REQUIRED WORK :: What is needed is an exact copy of the records below, with the pictures left out.

SUPPLIED MATERIAL ::
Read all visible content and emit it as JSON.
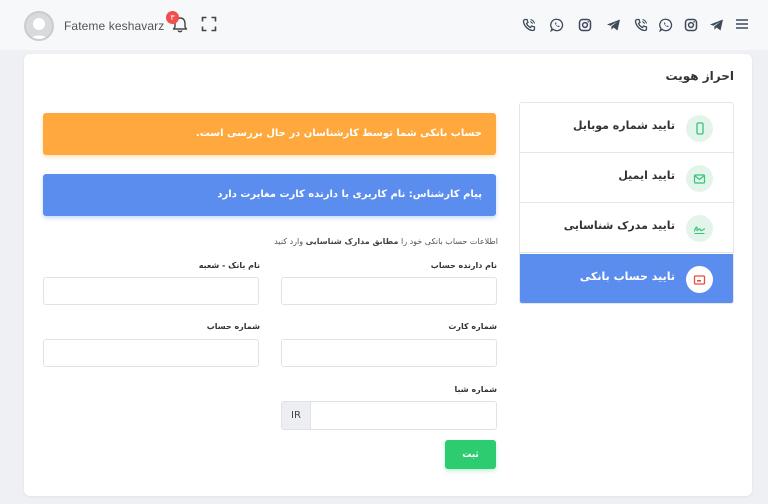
{
  "header": {
    "user_name": "Fateme keshavarz",
    "notification_count": "۳",
    "social_icons": [
      "phone-icon",
      "whatsapp-icon",
      "instagram-icon",
      "telegram-icon",
      "phone-icon",
      "whatsapp-icon",
      "instagram-icon",
      "telegram-icon"
    ],
    "menu_icon": "hamburger-icon"
  },
  "page": {
    "title": "احراز هویت"
  },
  "steps": [
    {
      "label": "تایید شماره موبایل",
      "icon": "mobile-icon",
      "active": false
    },
    {
      "label": "تایید ایمیل",
      "icon": "email-icon",
      "active": false
    },
    {
      "label": "تایید مدرک شناسایی",
      "icon": "signature-icon",
      "active": false
    },
    {
      "label": "تایید حساب بانکی",
      "icon": "bank-card-icon",
      "active": true
    }
  ],
  "alerts": {
    "review": "حساب بانکی شما توسط کارشناسان در حال بررسی است.",
    "expert": "پیام کارشناس: نام کاربری با دارنده کارت مغایرت دارد"
  },
  "form": {
    "intro_prefix": "اطلاعات حساب بانکی خود را",
    "intro_bold": "مطابق مدارک شناسایی",
    "intro_suffix": "وارد کنید",
    "holder_label": "نام دارنده حساب",
    "bank_label": "نام بانک - شعبه",
    "card_label": "شماره کارت",
    "account_label": "شماره حساب",
    "sheba_label": "شماره شبا",
    "sheba_prefix": "IR",
    "holder_value": "",
    "bank_value": "",
    "card_value": "",
    "account_value": "",
    "sheba_value": "",
    "submit_label": "ثبت"
  },
  "colors": {
    "accent_blue": "#5b8def",
    "warning_orange": "#ffa83d",
    "success_green": "#2ecc71",
    "badge_red": "#f34d4d"
  }
}
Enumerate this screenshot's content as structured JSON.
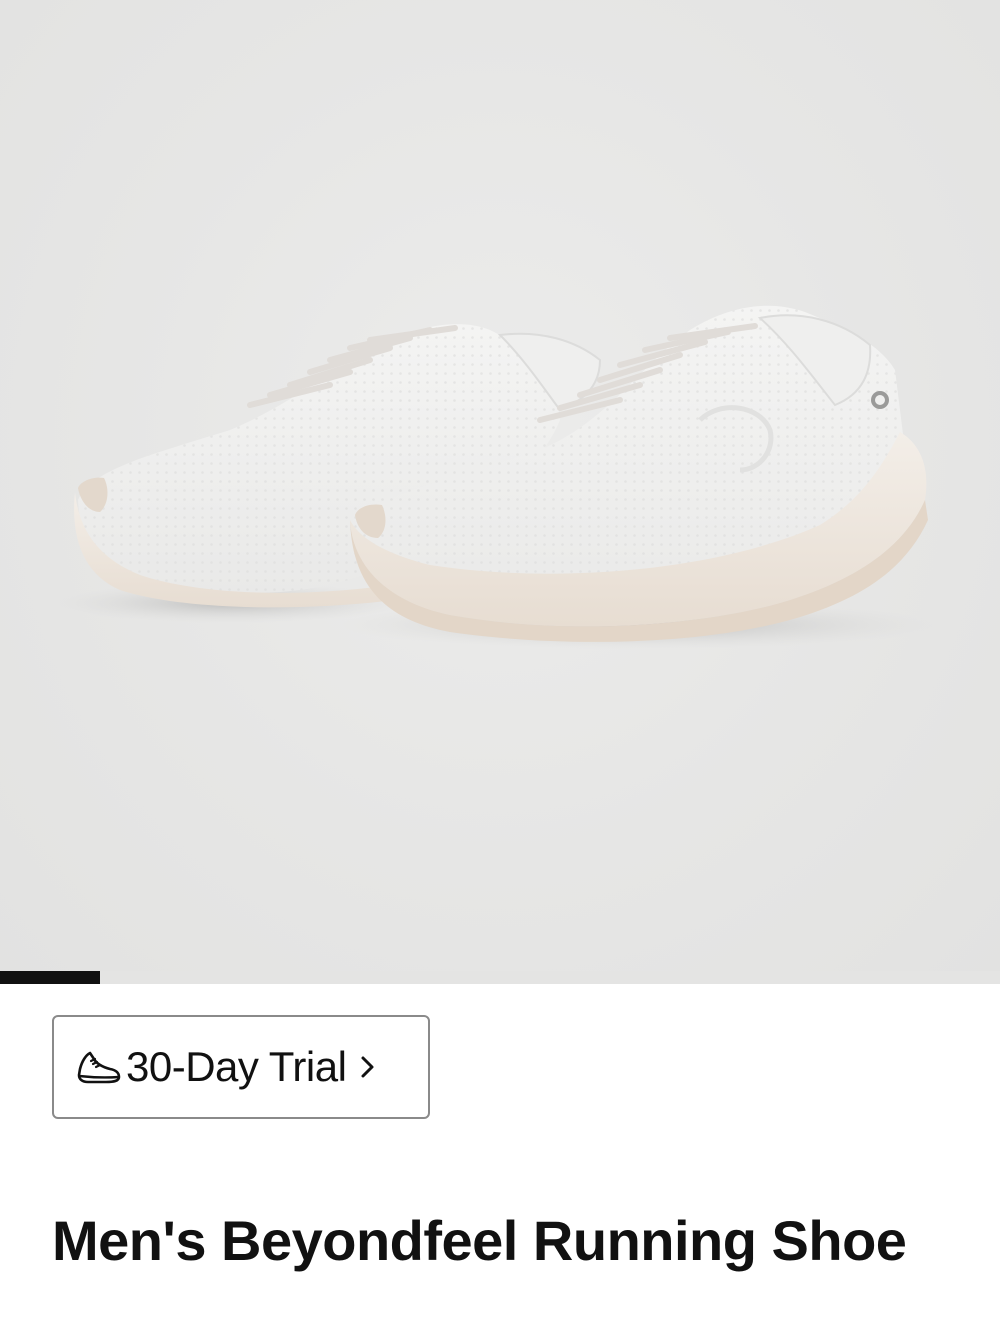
{
  "product": {
    "image_alt": "White running shoes pair",
    "gallery_position": 0.1,
    "trial_label": "30-Day Trial",
    "trial_icon": "running-shoe-icon",
    "trial_chevron": "chevron-right-icon",
    "title": "Men's Beyondfeel Running Shoe"
  },
  "colors": {
    "text": "#111111",
    "gallery_bg": "#e7e7e6",
    "progress_active": "#111111",
    "border": "#8a8a8a"
  }
}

TASK ANSWER ::
Read all visible content and emit it as JSON.
{
  "header": {
    "user_name": "Fateme keshavarz",
    "notification_count": "۳",
    "social_icons": [
      "phone-icon",
      "whatsapp-icon",
      "instagram-icon",
      "telegram-icon",
      "phone-icon",
      "whatsapp-icon",
      "instagram-icon",
      "telegram-icon"
    ],
    "menu_icon": "hamburger-icon"
  },
  "page": {
    "title": "احراز هویت"
  },
  "steps": [
    {
      "label": "تایید شماره موبایل",
      "icon": "mobile-icon",
      "active": false
    },
    {
      "label": "تایید ایمیل",
      "icon": "email-icon",
      "active": false
    },
    {
      "label": "تایید مدرک شناسایی",
      "icon": "signature-icon",
      "active": false
    },
    {
      "label": "تایید حساب بانکی",
      "icon": "bank-card-icon",
      "active": true
    }
  ],
  "alerts": {
    "review": "حساب بانکی شما توسط کارشناسان در حال بررسی است.",
    "expert": "پیام کارشناس: نام کاربری با دارنده کارت مغایرت دارد"
  },
  "form": {
    "intro_prefix": "اطلاعات حساب بانکی خود را",
    "intro_bold": "مطابق مدارک شناسایی",
    "intro_suffix": "وارد کنید",
    "holder_label": "نام دارنده حساب",
    "bank_label": "نام بانک - شعبه",
    "card_label": "شماره کارت",
    "account_label": "شماره حساب",
    "sheba_label": "شماره شبا",
    "sheba_prefix": "IR",
    "holder_value": "",
    "bank_value": "",
    "card_value": "",
    "account_value": "",
    "sheba_value": "",
    "submit_label": "ثبت"
  },
  "colors": {
    "accent_blue": "#5b8def",
    "warning_orange": "#ffa83d",
    "success_green": "#2ecc71",
    "badge_red": "#f34d4d"
  }
}
Enumerate this screenshot's content as structured JSON.
{
  "product": {
    "image_alt": "White running shoes pair",
    "gallery_position": 0.1,
    "trial_label": "30-Day Trial",
    "trial_icon": "running-shoe-icon",
    "trial_chevron": "chevron-right-icon",
    "title": "Men's Beyondfeel Running Shoe"
  },
  "colors": {
    "text": "#111111",
    "gallery_bg": "#e7e7e6",
    "progress_active": "#111111",
    "border": "#8a8a8a"
  }
}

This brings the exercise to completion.